Cooper search warrants could be unsealed Tuesday
Posted September 1, 2008
Updated September 2, 2008
Raleigh, N.C. — A judge is scheduled to release three sealed warrants in the Nancy Cooper case Tuesday.
Cooper, 34, was found dead in an undeveloped subdivision just outside Cary’s town limit on July 14, two days after a friend reported her missing.
These warrants have been sealed twice for a total of 60 days. The Wake County district attorney argued that releasing the warrants could compromise the investigation.
So far, the district attorney has not asked that the warrants be sealed again. If they are released Tuesday, as planned, the public could get its first real glimpse into the direction the investigation is going.
One of the documents allowed police to search the home and vehicles of Nancy Cooper and her husband, Brad Cooper, as well as to obtain DNA samples from Brad Cooper.
Another warrant was for Brad Cooper's office at Cisco Systems in Research Triangle Park. The third was for an undisclosed location.
Authorities have said they do not believe Nancy Cooper's slaying was a random crime, but they have not named a suspect or person of interest in the case. They've said little else about the case since then.
Brad Cooper has been keeping a low profile since his wife death. He has declined to talk about the case.

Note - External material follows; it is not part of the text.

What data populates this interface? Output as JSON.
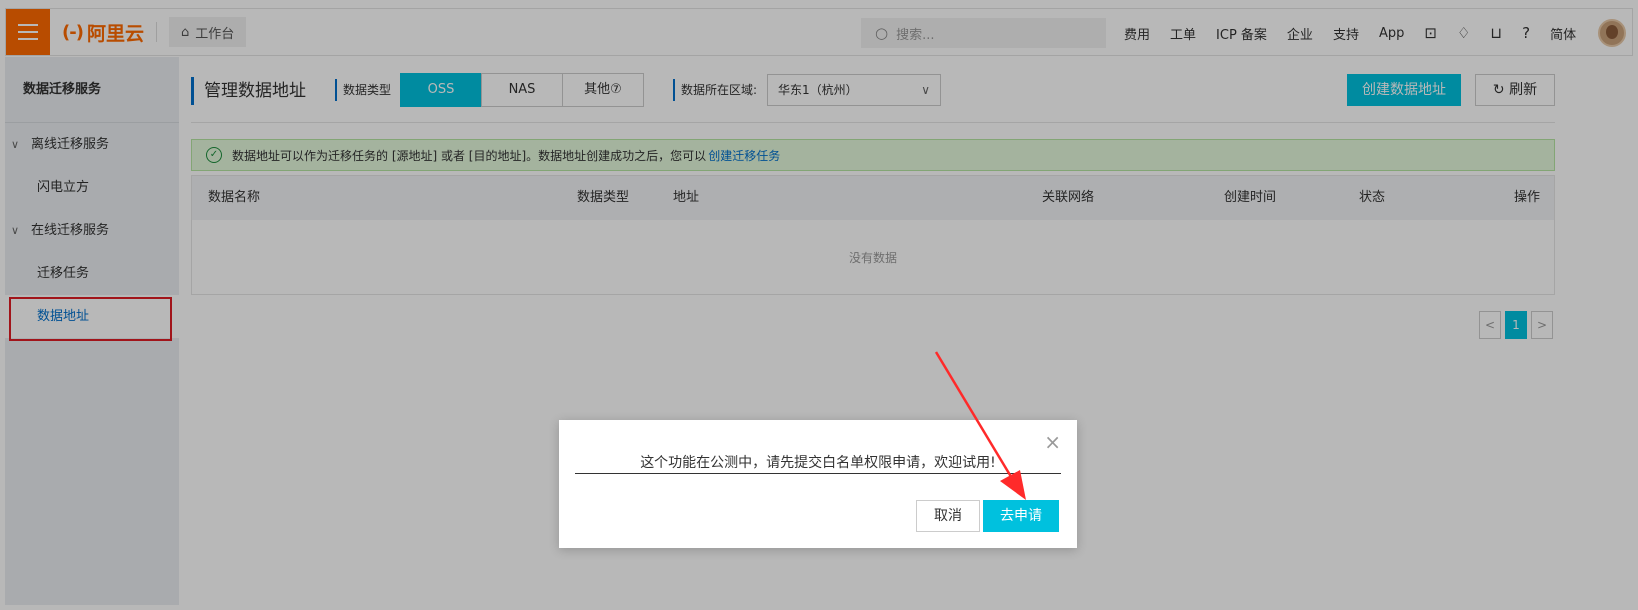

White ribbons seen Monday in Cary's Lochmere subdivision are a constant reminder of Nancy Cooper's slaying. The beauty and tranquility of the neighborhood is a sharp contrast to her violent death. Neighbors say they would like to know about the investigation.
“The police are saying that it's an isolated incident. They're not naming any person of interest. So it brings the question of who is the person they are thinking of, and it would help if we know,” neighbor Andrea Kozma said.
“It's just a question of time. The public needs to have patience,” retired investigator Chris Morgan said.
Morgan said that even when it may look like a case is dragging on, investigators are working hard behind the scenes.
“They say, 'I'm still going to solve this case. I'm going to find that one little missing, tiny, minute piece of information, that one witness, that one piece of physical evidence that's been overlooked, that's been set aside, that's been missed for so long, and today I'm going to clear that case,'” he added.
The warrants are of interest because they include affidavits in which investigators explain to the court why they believe the warrant is justified, possibly including their theories of a case or explaining why a named person is being targeted for the search.
Tune in to WRAL News and stay logged on to WRAL.com for more on this developing story.